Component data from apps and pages
****
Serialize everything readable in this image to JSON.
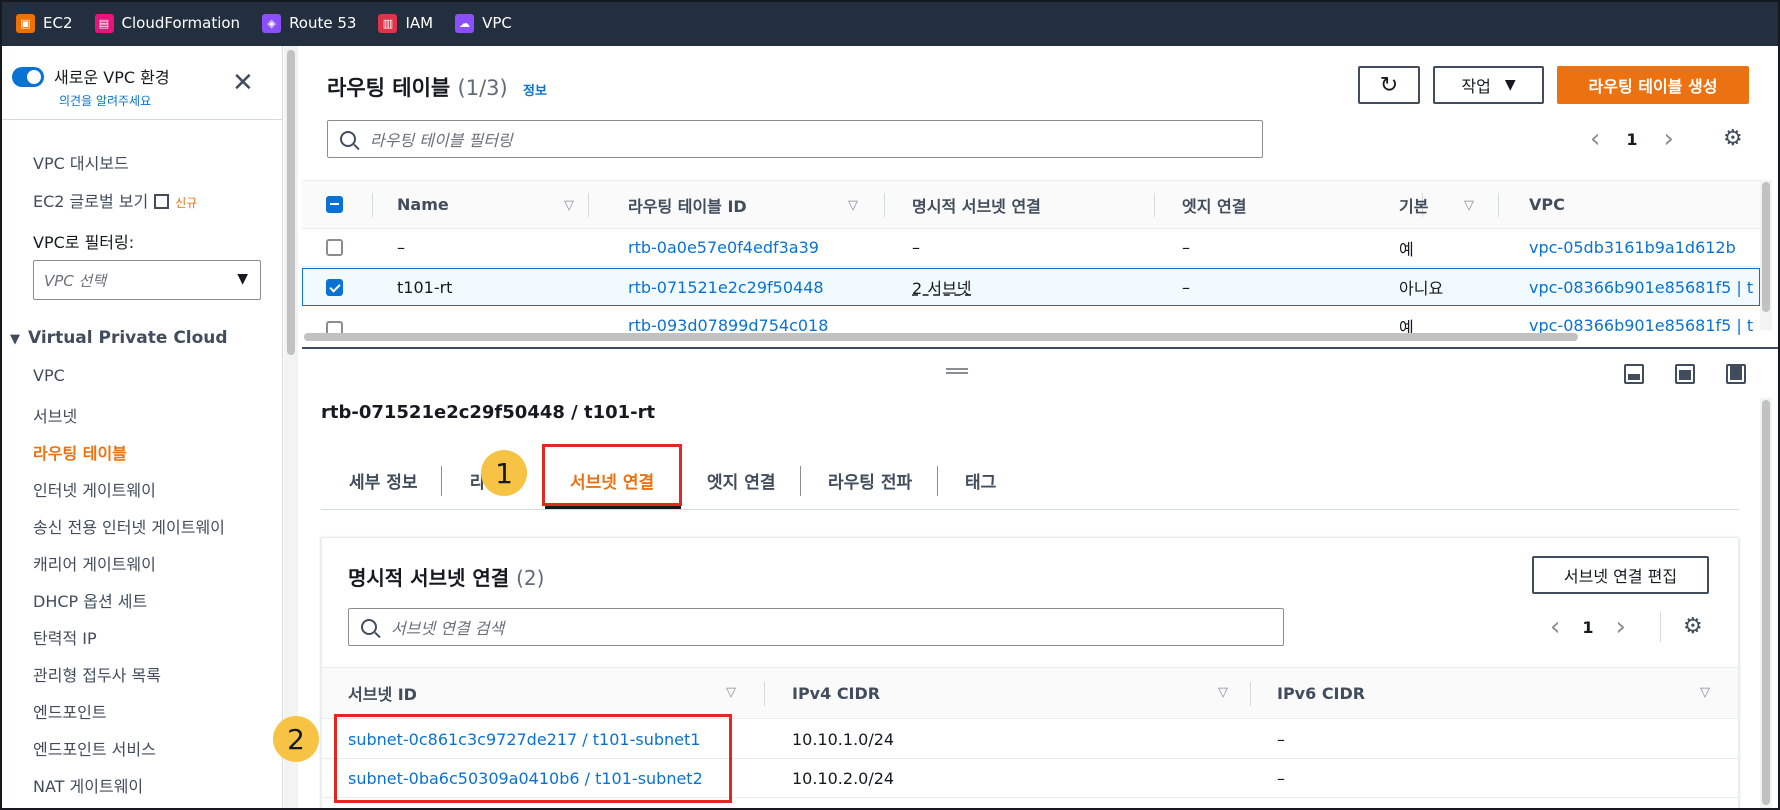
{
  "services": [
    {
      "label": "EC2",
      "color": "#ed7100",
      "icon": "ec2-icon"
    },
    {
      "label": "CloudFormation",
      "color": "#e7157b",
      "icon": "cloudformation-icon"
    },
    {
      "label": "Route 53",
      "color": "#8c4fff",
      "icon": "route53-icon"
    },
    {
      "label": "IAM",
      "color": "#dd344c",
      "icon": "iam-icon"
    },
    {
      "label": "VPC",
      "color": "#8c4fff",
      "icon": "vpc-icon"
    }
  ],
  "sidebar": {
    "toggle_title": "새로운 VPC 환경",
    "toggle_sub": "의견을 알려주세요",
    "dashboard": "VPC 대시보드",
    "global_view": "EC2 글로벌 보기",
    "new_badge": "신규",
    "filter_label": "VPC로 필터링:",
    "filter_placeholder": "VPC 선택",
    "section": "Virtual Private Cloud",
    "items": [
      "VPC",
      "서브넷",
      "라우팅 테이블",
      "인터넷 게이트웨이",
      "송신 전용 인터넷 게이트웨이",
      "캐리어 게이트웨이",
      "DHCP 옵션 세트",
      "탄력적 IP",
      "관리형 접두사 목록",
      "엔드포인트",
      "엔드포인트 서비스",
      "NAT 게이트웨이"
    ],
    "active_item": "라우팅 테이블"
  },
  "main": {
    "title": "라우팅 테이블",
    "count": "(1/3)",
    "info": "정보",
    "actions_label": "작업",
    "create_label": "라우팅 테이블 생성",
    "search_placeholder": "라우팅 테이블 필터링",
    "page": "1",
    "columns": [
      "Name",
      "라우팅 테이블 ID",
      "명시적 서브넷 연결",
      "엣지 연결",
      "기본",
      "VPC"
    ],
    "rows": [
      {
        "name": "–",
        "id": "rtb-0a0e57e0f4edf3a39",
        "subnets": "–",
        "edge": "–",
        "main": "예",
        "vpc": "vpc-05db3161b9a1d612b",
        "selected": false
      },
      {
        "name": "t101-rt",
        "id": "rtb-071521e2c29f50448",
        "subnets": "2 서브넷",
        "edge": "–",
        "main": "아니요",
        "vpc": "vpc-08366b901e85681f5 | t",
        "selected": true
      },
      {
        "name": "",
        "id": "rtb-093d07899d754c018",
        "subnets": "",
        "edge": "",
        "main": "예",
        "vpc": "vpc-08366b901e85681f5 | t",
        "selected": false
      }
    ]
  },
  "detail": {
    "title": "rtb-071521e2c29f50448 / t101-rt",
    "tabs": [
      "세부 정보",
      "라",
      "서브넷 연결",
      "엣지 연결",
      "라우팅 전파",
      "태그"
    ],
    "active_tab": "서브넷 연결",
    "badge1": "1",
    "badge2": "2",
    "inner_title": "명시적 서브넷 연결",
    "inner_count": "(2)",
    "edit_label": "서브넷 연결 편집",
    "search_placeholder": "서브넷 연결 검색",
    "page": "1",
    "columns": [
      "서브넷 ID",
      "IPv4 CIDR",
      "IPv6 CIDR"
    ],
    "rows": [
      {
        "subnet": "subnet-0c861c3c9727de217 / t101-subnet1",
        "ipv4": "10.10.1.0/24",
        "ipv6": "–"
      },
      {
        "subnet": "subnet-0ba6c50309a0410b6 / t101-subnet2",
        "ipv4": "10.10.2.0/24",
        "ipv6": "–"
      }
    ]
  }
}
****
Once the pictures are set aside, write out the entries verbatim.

Serialize everything readable in this image to JSON.
{
  "services": [
    {
      "label": "EC2",
      "color": "#ed7100",
      "icon": "ec2-icon"
    },
    {
      "label": "CloudFormation",
      "color": "#e7157b",
      "icon": "cloudformation-icon"
    },
    {
      "label": "Route 53",
      "color": "#8c4fff",
      "icon": "route53-icon"
    },
    {
      "label": "IAM",
      "color": "#dd344c",
      "icon": "iam-icon"
    },
    {
      "label": "VPC",
      "color": "#8c4fff",
      "icon": "vpc-icon"
    }
  ],
  "sidebar": {
    "toggle_title": "새로운 VPC 환경",
    "toggle_sub": "의견을 알려주세요",
    "dashboard": "VPC 대시보드",
    "global_view": "EC2 글로벌 보기",
    "new_badge": "신규",
    "filter_label": "VPC로 필터링:",
    "filter_placeholder": "VPC 선택",
    "section": "Virtual Private Cloud",
    "items": [
      "VPC",
      "서브넷",
      "라우팅 테이블",
      "인터넷 게이트웨이",
      "송신 전용 인터넷 게이트웨이",
      "캐리어 게이트웨이",
      "DHCP 옵션 세트",
      "탄력적 IP",
      "관리형 접두사 목록",
      "엔드포인트",
      "엔드포인트 서비스",
      "NAT 게이트웨이"
    ],
    "active_item": "라우팅 테이블"
  },
  "main": {
    "title": "라우팅 테이블",
    "count": "(1/3)",
    "info": "정보",
    "actions_label": "작업",
    "create_label": "라우팅 테이블 생성",
    "search_placeholder": "라우팅 테이블 필터링",
    "page": "1",
    "columns": [
      "Name",
      "라우팅 테이블 ID",
      "명시적 서브넷 연결",
      "엣지 연결",
      "기본",
      "VPC"
    ],
    "rows": [
      {
        "name": "–",
        "id": "rtb-0a0e57e0f4edf3a39",
        "subnets": "–",
        "edge": "–",
        "main": "예",
        "vpc": "vpc-05db3161b9a1d612b",
        "selected": false
      },
      {
        "name": "t101-rt",
        "id": "rtb-071521e2c29f50448",
        "subnets": "2 서브넷",
        "edge": "–",
        "main": "아니요",
        "vpc": "vpc-08366b901e85681f5 | t",
        "selected": true
      },
      {
        "name": "",
        "id": "rtb-093d07899d754c018",
        "subnets": "",
        "edge": "",
        "main": "예",
        "vpc": "vpc-08366b901e85681f5 | t",
        "selected": false
      }
    ]
  },
  "detail": {
    "title": "rtb-071521e2c29f50448 / t101-rt",
    "tabs": [
      "세부 정보",
      "라",
      "서브넷 연결",
      "엣지 연결",
      "라우팅 전파",
      "태그"
    ],
    "active_tab": "서브넷 연결",
    "badge1": "1",
    "badge2": "2",
    "inner_title": "명시적 서브넷 연결",
    "inner_count": "(2)",
    "edit_label": "서브넷 연결 편집",
    "search_placeholder": "서브넷 연결 검색",
    "page": "1",
    "columns": [
      "서브넷 ID",
      "IPv4 CIDR",
      "IPv6 CIDR"
    ],
    "rows": [
      {
        "subnet": "subnet-0c861c3c9727de217 / t101-subnet1",
        "ipv4": "10.10.1.0/24",
        "ipv6": "–"
      },
      {
        "subnet": "subnet-0ba6c50309a0410b6 / t101-subnet2",
        "ipv4": "10.10.2.0/24",
        "ipv6": "–"
      }
    ]
  }
}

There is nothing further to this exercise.